Arthur Miller (1915-2005) was born in New York City and studied at the University of Michigan. include (1944) (1947), (1949), (1953), and (1955), (1964), (1964), (1968), (1972), (1977), and. Later plays include (1991), (1993), (1994), (1998), (2002), and (2004). Other works include Situation Normal, reportage (1944), a novel (1945), , first published as a short story (1957), a screenplay (1960) and then as cinema novel (1961), and the texts for (1969), (1977), and (1979), three books in collaboration with his wife, photographer Inge Morath. Memoirs include (1984), and an autobiography (1987). Short fiction includes the collection (1967), the novella, (1995) and (2007). Essay collections published in his lifetime include The Theater Essays of Arthur Miller (1978, 1996) and Echoes Down the Corridor: Collected Essays 1944 – 2000, as well as individually published volumes ‘The Crucible’ in History (2000) and On Politics and the Art of Acting (2001). He was awarded the Avery Hopwood Award for Playwriting at University of Michigan in 1936. He twice won the New York Drama Critics Circle Award, received two Emmy awards and three Tony Awards for his plays, as well as a Tony Award for Lifetime Achievement. He also won an Obie award, a BBC Best Play Award, the George Foster Peabody Award, a Gold Medal for Drama from the National Institute of Arts and Letters, the Literary Lion Award from the New York Public Library, the John F. Kennedy Lifetime Achievement Award, and the Algur Meadows Award. He was named Jefferson Lecturer for the National Endowment for the Humanities in 2001. He was awarded the 2002 Prince of Asturias Award for Letters and the 2003 Jerusalem Prize. He received honorary degrees from Oxford University and Harvard University and was awarded the Prix Moliere of the French theatre, the Dorothy and Lillian Gish Lifetime Achievement Award and the Pulitzer Prize.
Arthur Miller wished to write 'a modern Greek
tragedyÂ´ it is likely that the symbolism of the dagger is Eddie's
sexuality, which drove him to his drastic actions and eventually
He is part of the American culture, but
also part of the Italian culture, he also knew the family "I had
represented his father in an accident case some years before, and I
was acquainted with the family in a casual way." This is why he is
able to give a balanced opinion and to counsel Eddie (though his
advice is not understood or not taken in by Eddie).
Though, even Alfieri is not
completely removed from the happenings of the play, he takes an active
part in the play as well as providing the 'chorusÂ´ character of the
Greek format that Miller used.
personally feel that the most likely reason for Arthur Miller's naming
of the play as "A View from the Bridge" is the obvious metaphor of the
Miller was an essayist and playwright, that had won many award for his work such as all my sons, death of a salesman, one of the many plays he had written was a view from the bridge....
Check your paper » A View From The Bridge by Arthur Miller

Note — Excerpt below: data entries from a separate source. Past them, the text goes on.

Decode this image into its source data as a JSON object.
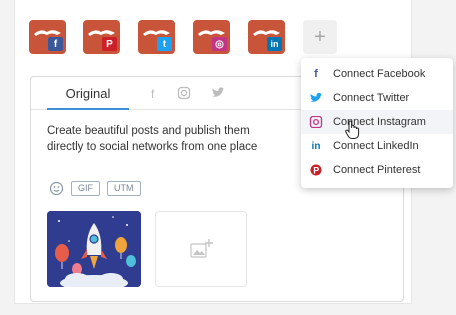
{
  "accounts": [
    {
      "name": "facebook-account",
      "badge": "f",
      "badge_color": "#3b5998"
    },
    {
      "name": "pinterest-account",
      "badge": "P",
      "badge_color": "#cb2027"
    },
    {
      "name": "twitter-account",
      "badge": "t",
      "badge_color": "#1da1f2"
    },
    {
      "name": "instagram-account",
      "badge": "◎",
      "badge_color": "#c13584"
    },
    {
      "name": "linkedin-account",
      "badge": "in",
      "badge_color": "#0077b5"
    }
  ],
  "add_account": {
    "icon": "plus-icon",
    "label": "+"
  },
  "editor": {
    "tabs": {
      "original": "Original",
      "icons": [
        "facebook-icon",
        "instagram-icon",
        "twitter-icon"
      ]
    },
    "post_text": "Create beautiful posts and publish them\ndirectly to social networks from one place",
    "tools": {
      "gif": "GIF",
      "utm": "UTM",
      "emoji_icon": "emoji-icon"
    },
    "media": {
      "thumbnail": "rocket-illustration",
      "add_icon": "add-image-icon"
    }
  },
  "dropdown": {
    "items": [
      {
        "label": "Connect Facebook",
        "icon": "facebook-icon",
        "glyph": "f",
        "color": "#3b5998"
      },
      {
        "label": "Connect Twitter",
        "icon": "twitter-icon",
        "glyph": "🐦",
        "color": "#1da1f2"
      },
      {
        "label": "Connect Instagram",
        "icon": "instagram-icon",
        "glyph": "◎",
        "color": "#c13584"
      },
      {
        "label": "Connect LinkedIn",
        "icon": "linkedin-icon",
        "glyph": "in",
        "color": "#0077b5"
      },
      {
        "label": "Connect Pinterest",
        "icon": "pinterest-icon",
        "glyph": "P",
        "color": "#cb2027"
      }
    ]
  },
  "colors": {
    "account_bg": "#c8553a",
    "tab_accent": "#3d8ed6"
  }
}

The play "A view from the Bridge" by Arthur Miller is based on a real
Brooklyn community in New York, which is largely about Italian
immigrants in USA in the 1940s/50s.
As Arthur Miller wished to write 'a modern Greek tragedy´ it is likely that the symbolism of the dagger is Eddie’s sexuality, which drove him to his drastic actions and eventually death.